It is probable, however, that the greatest inducement towards this war was an economic one. The Seljuk Turk by capturing Asia Minor and the Levant, had turned the Mediterranean into a cul-de-sac, and the swiftly-growing race of Western merchants-adventurers, whose sheer political force cannot be over-estimated, could not tolerate such a limitation. It is impossible to visualise these merchants in the sedentary terms of today; they were men of action, fighters, often unprotected or unguided by law, custom or morals. To gain trade and a good bargain, they were prepared to kill or to be killed. There were no half-measures among them. In this respect, they resembled all the other soldiers of fortune at that time - from the young noblemen who possessed little more than a sword and a horse, to the half-starved, work-weary peasants.

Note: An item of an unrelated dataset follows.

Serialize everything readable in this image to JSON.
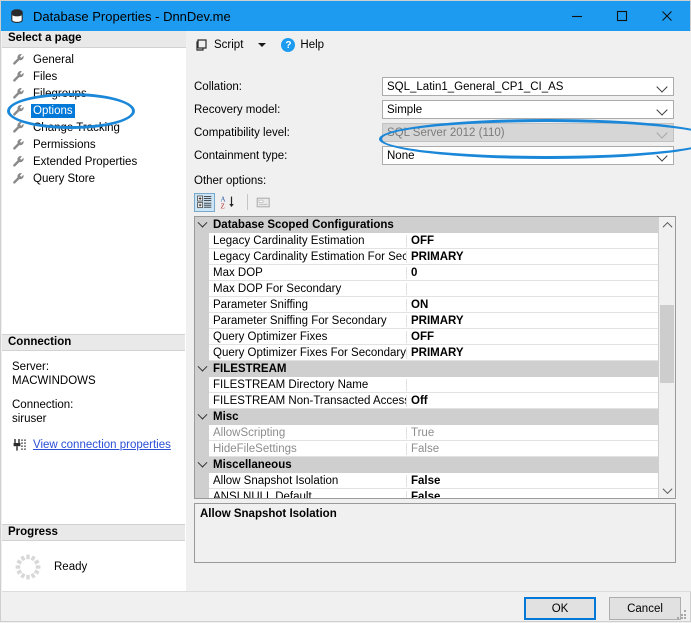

Again, at the lowest level, there were many thieves and murderers who escaped block and gallows only on condition that they redeemed themselves by spilling heathen blood. Such men would know no mercy, whatever the colour of their opponents' skin, and Christian though they might be, could hope for little understanding from the majority of the crusaders who were soon to meet them.There is one other factor which should be mentioned, and that is the eleventh-century love of pilgrimages. Relic-worship had by this time grown to such an extent that no Christian altar could be considered completely hallowed unless it were surrounded by a heap of saintly or at least martyred bones. By his inflammatory words at Clermont, Pope Urban gave sanction to a repetition of such an act of relic-gathering, of expiation by the robbery of martyr-tombs. To save his soul, the man of eleventh-century Europe would have stolen anything to avoid the hot flames of Hell which, the priests had told him, licked his legs at every step.